Studies confirm human tendency to follow the crowd

Some recent studies again show that humans are influenced by crowds:

In fact, recent studies suggest that our sensitivity to crowds is built into our perceptual system and operates in a remarkably swift and automatic way. In a 2012 paper in the Proceedings of the National Academy of Sciences, A.C. Gallup, then at Princeton University, and colleagues looked at the crowds that gather in shopping centers and train stations.

In one study, a few ringers simply joined the crowd and stared up at a spot in the sky for 60 seconds. Then the researchers recorded and analyzed the movements of the people around them. The scientists found that within seconds hundreds of people coordinated their attention in a highly systematic way. People consistently stopped to look toward exactly the same spot as the ringers.

The number of ringers ranged from one to 15. People turn out to be very sensitive to how many other people are looking at something, as well as to where they look. Individuals were much more likely to follow the gaze of several people than just a few, so there was a cascade of looking as more people joined in.

In a new study in Psychological Science, Timothy Sweeny at the University of Denver and David Whitney at the University of California, Berkeley, looked at the mechanisms that let us follow a crowd in this way. They showed people a set of four faces, each looking in a slightly different direction. Then the researchers asked people to indicate where the whole group was looking (the observers had to swivel the eyes on a face on a computer screen to match the direction of the group)…

If you try the experiment, you can barely be sure of what you saw at all.
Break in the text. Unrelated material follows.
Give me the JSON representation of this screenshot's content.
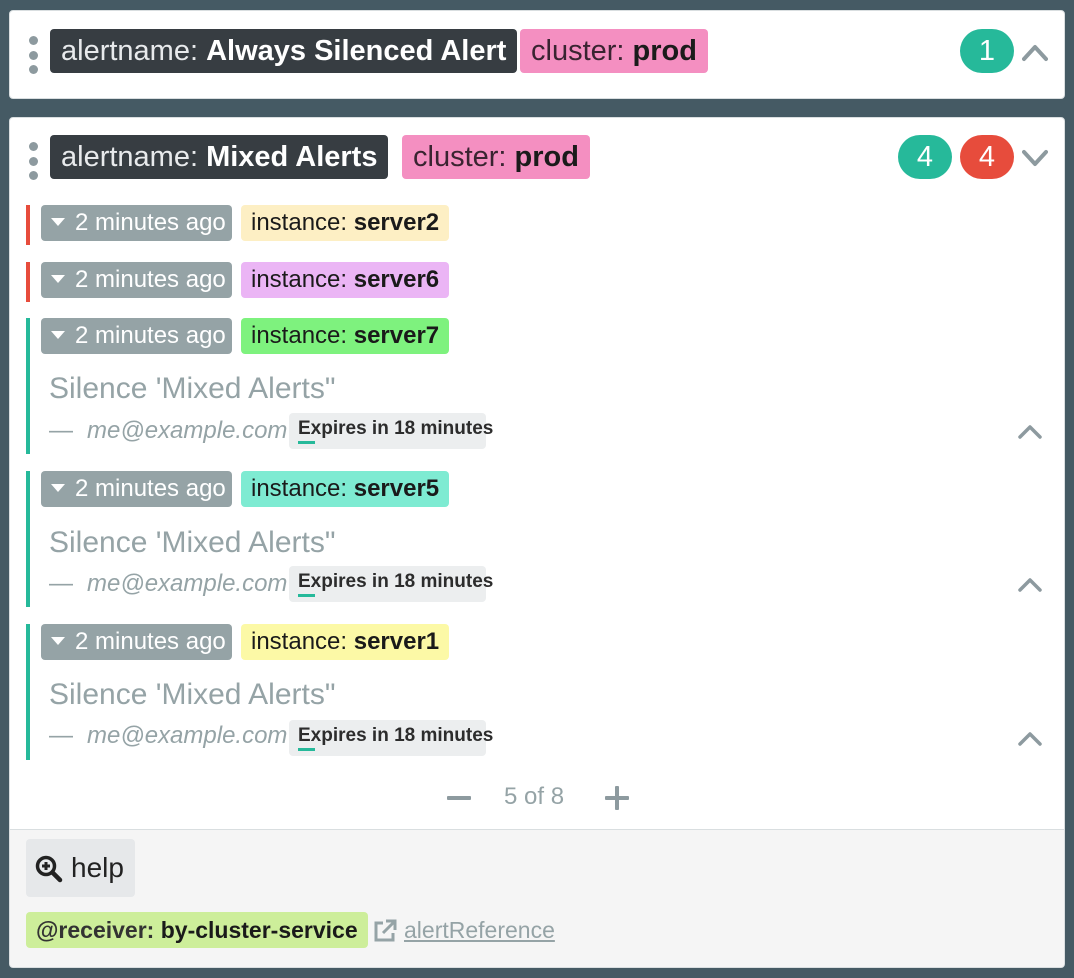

But in fact, people were amazingly accurate. Somehow, in that split-second, they put all the faces together and worked out the average direction where the whole group was looking.

In other studies, Dr. Whitney has shown that people can swiftly calculate how happy or sad a crowd is in much the same way.

Humans are social creatures. This can be hard to remember within societies and time periods when individualism is stressed and people think of themselves as above group behavior. Of course, group behavior varies quite a bit given the context but we often go along with the crowd.

Does social media, like Facebook and Twitter, lead to revolutions (like recent events in Tunisia)?

Early news reports about the recent uprising in Tunisia have suggested that social media played a role as participants used such technology and organize and coordinate activities. (See this AP story with the headline of “Jobless youths in Tunisia riot using Facebook.”) In the midst of a lively debate over whether social media actually can lead to revolution (see the earlier post on Malcolm Gladwell’s recent thoughts on this), a sociologist provides a short overview of how he thinks sociology has addressed (or has not addressed) this question:

When the debate does pick up again, though, I wouldn’t mind seeing a few new wrinkles added into the mix. What all of the above writers share, I would argue, is, first, a notion of collective action overly-indebted to definitions of action and coordination provided by economics, and (second) a somewhat a-historical focus in digital technology. One of the problems with the debate as it is currently structured is that other academic disciplines, particularly sociology, have largely stopped asking questions about the relationship between the media and social movements. Indeed, sociology has largely stopped asking questions about the media at all. (I’m generalizing wildly here, of course, but as evidence I would point you toward the cogently argued and well-titled article by Jefferson Pooley and Elihu Katz, “Why American Sociology Abandoned Mass Communication Research.”) A second problem with the current debate lies in the fact that more complex theorizing about the nature of technological artifacts has yet to penetrate the mainstream debates over the roles played by technology in political protest.

There are, of course, exceptions. When it comes to deep and important thinking about media and social movements from a sociological perspective I’d point you toward work by Francesca Polletta and Edwin Amenta at UC Irvine, W. Lance Bennett’s work on political communication and protest, and especially research by Andrew Chadwick, and John Downing. In his discussion of “organizational repertoires” and their relationship to media, just as one example, Chadwick draws on a lengthy tradition of thought in classic social movement research aimed at understanding the role “repertoires play in sustaining collective identity. They are not simply neutral tools to be adopted at will, but come to shape what it means to be a participant in a political organization. Values shape repertoires of collective action, which in turn shape the kind adoption of organizational forms.”

In short, a primary advantage provided by a core sociological perspective on social movements is that they bring values and culture back into our conversation, problematizing notions of what collective action even means in the first place.

I would be interested to hear how other sociologists would respond to this, particularly those who study and write about social movements. Just being part of a Facebook or Twitter conversation or group doesn’t not necessarily lead to collective action. So when does organizing through social media turn from just an online activity to rioting in the streets?

Here is a bit of the AP story talking about how Facebook was used in a country where some Internet uses, such as YouTube, are regulated, but Facebook is not:

Video-sharing sites like YouTube and Daily Motion are banned in Tunisia, where newspapers are tightly censured, but Facebook abounds and videos posted there are quickly spread around.

One in 10 Tunisians has a Facebook account, according to Ben Hassen, whose movement is also on Facebook.

“It’s a form of civil resistance,” he said.

How exactly did this happen? And with a limited number of people in the country on Facebook, how did this become something larger? Sounds like a start to a research paper…